Although this is a reception by Titans’ wide receiver Corey Davis, which was assisted by a subtle push-off, we can glean that Cockrell at least attempts to play through the catch point. Cockrell does a solid job closing the gap after the push-off and almost forces an incompletion on Davis.

This is a play where we get to see Cockrell in cover 1 man, a type of defense we may see a lot of with Patrick Graham as defensive coordinator, and Cockrell does a good job on the outside. He gives the receiver inside leverage, rides his outside hip up the stem, and is quick to react to the inside break, while also reading the quarterback when it permits. Once the quarterback throws the football, he’s in perfect position to get in front of the receiver and knock the ball away. Cockrell is able to make plays like this in the slot as well. Below, he’s on the No. 2 receiver at the top of your screen and he earns a pass defended.

Cockrell is a good signing for the Giants. He will come cheap, it won’t mess with the 2021 cap flexibility and it fits the style of team that Joe Judge wants - versatile, aggressive, football players. With that said, he’s susceptible in man coverage against better competition (not exactly groundbreaking news).

Cockrell is at the bottom of the screen against Davante Adams in true man coverage. Adams does a good job selling the inside release and manipulating Cockrell’s hips near the line of scrimmage. Once Adams establishes outside leverage, he raises his hand and has the necessary separation on Cockrell. To his credit, Cockrell is able to recover enough to put himself into a position to make a play on the ball. Unluckily for him, he can’t locate the ball in the air and Adams comes down with the reception.

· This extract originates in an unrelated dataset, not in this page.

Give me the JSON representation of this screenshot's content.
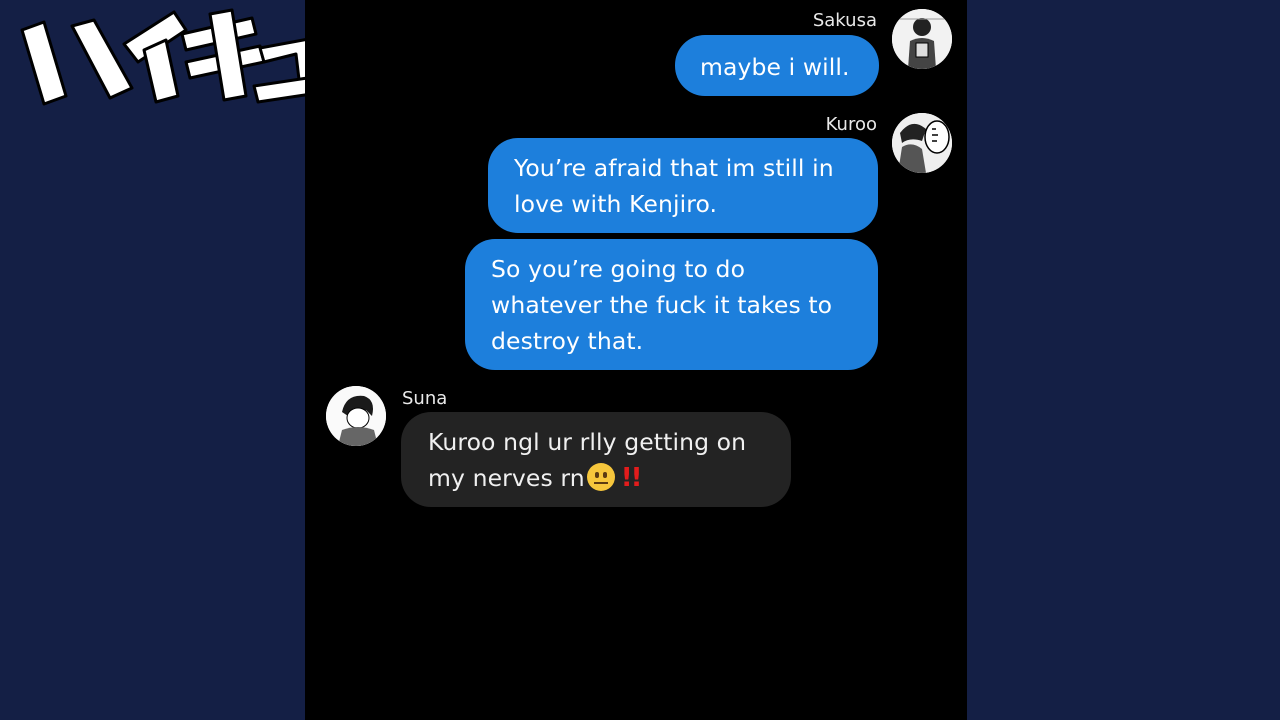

Adams also turns Cockrell around on this route outside and towards the bottom of your screen. Very nice route running by Adams spins Cockrell around and allows Adams to be wide open. Luckily for Cockrell, Aaron Rodgers is sacked and nothing comes out of the play for Adams.

Final thoughts

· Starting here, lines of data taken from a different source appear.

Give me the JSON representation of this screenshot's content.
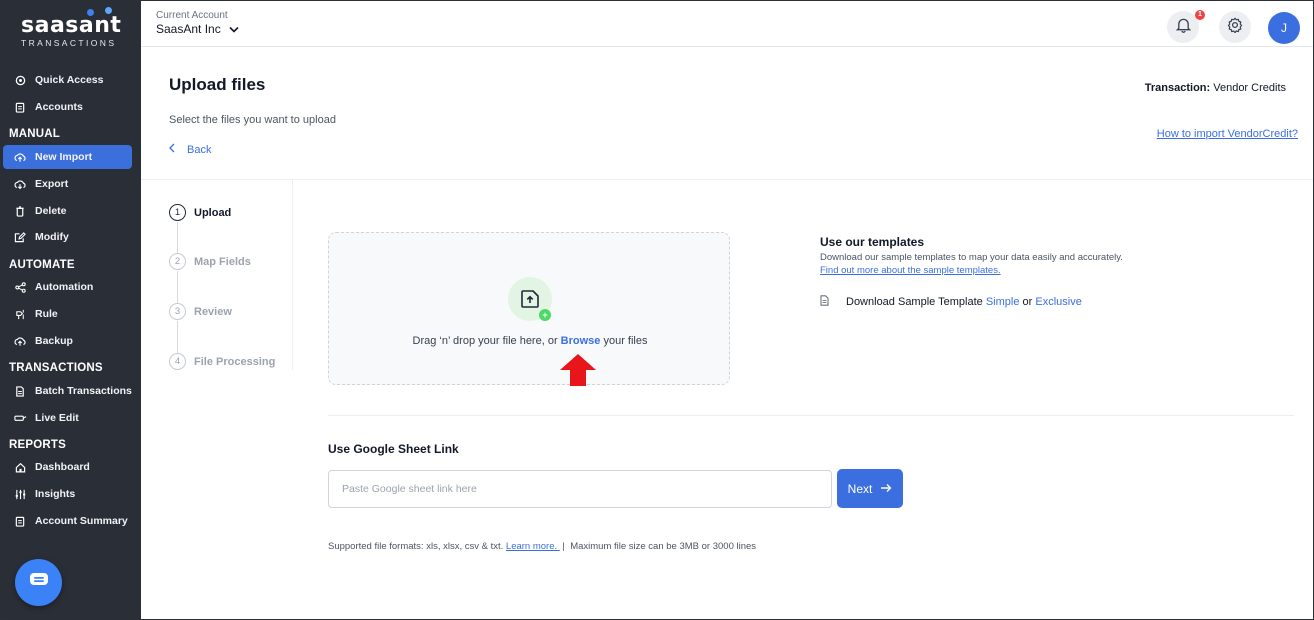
{
  "brand": {
    "logo_main": "saasant",
    "logo_sub": "TRANSACTIONS"
  },
  "sidebar": {
    "items": [
      {
        "label": "Quick Access",
        "icon": "target-icon"
      },
      {
        "label": "Accounts",
        "icon": "clipboard-icon"
      }
    ],
    "manual": {
      "heading": "MANUAL",
      "items": [
        {
          "label": "New Import",
          "icon": "cloud-upload-icon",
          "active": true
        },
        {
          "label": "Export",
          "icon": "cloud-download-icon"
        },
        {
          "label": "Delete",
          "icon": "trash-icon"
        },
        {
          "label": "Modify",
          "icon": "edit-icon"
        }
      ]
    },
    "automate": {
      "heading": "AUTOMATE",
      "items": [
        {
          "label": "Automation",
          "icon": "share-nodes-icon"
        },
        {
          "label": "Rule",
          "icon": "rule-icon"
        },
        {
          "label": "Backup",
          "icon": "cloud-backup-icon"
        }
      ]
    },
    "transactions": {
      "heading": "TRANSACTIONS",
      "items": [
        {
          "label": "Batch Transactions",
          "icon": "document-icon"
        },
        {
          "label": "Live Edit",
          "icon": "live-edit-icon"
        }
      ]
    },
    "reports": {
      "heading": "REPORTS",
      "items": [
        {
          "label": "Dashboard",
          "icon": "home-icon"
        },
        {
          "label": "Insights",
          "icon": "sliders-icon"
        },
        {
          "label": "Account Summary",
          "icon": "clipboard-icon"
        }
      ]
    }
  },
  "header": {
    "account_label": "Current Account",
    "account_name": "SaasAnt Inc",
    "notification_count": "1",
    "avatar_initial": "J"
  },
  "main": {
    "title": "Upload files",
    "subtitle": "Select the files you want to upload",
    "back_label": "Back",
    "transaction_label": "Transaction:",
    "transaction_value": "Vendor Credits",
    "howto_link": "How to import VendorCredit?",
    "steps": [
      {
        "num": "1",
        "label": "Upload",
        "active": true
      },
      {
        "num": "2",
        "label": "Map Fields"
      },
      {
        "num": "3",
        "label": "Review"
      },
      {
        "num": "4",
        "label": "File Processing"
      }
    ],
    "dropzone": {
      "text_before": "Drag ‘n’ drop your file here, or ",
      "browse": "Browse",
      "text_after": " your files"
    },
    "templates": {
      "title": "Use our templates",
      "description": "Download our sample templates to map your data easily and accurately.",
      "link": "Find out more about the sample templates.",
      "download_prefix": "Download Sample Template ",
      "simple": "Simple",
      "or": " or ",
      "exclusive": "Exclusive"
    },
    "google_sheet": {
      "title": "Use Google Sheet Link",
      "placeholder": "Paste Google sheet link here",
      "value": "",
      "next_label": "Next"
    },
    "formats": {
      "text": "Supported file formats: xls, xlsx, csv & txt. ",
      "learn_more": "Learn more. ",
      "separator": " |  ",
      "max_size": "Maximum file size can be 3MB or 3000 lines"
    }
  },
  "colors": {
    "sidebar_bg": "#2a2e36",
    "accent": "#3b6fe0",
    "active_item": "#3a6fdc",
    "badge": "#ef4444",
    "annotation_arrow": "#e8151b"
  }
}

Ross Cockrell is a better fit as a zone cornerback, but that doesn’t mean he’s a liability in man coverage and he will automatically compete to be one of the 11 starters on this defense. His ability in run support, mental processing in coverage, and his ability to click-and-close on routes underneath should earn him a realistic shot to start opposite Bradberry in 2020.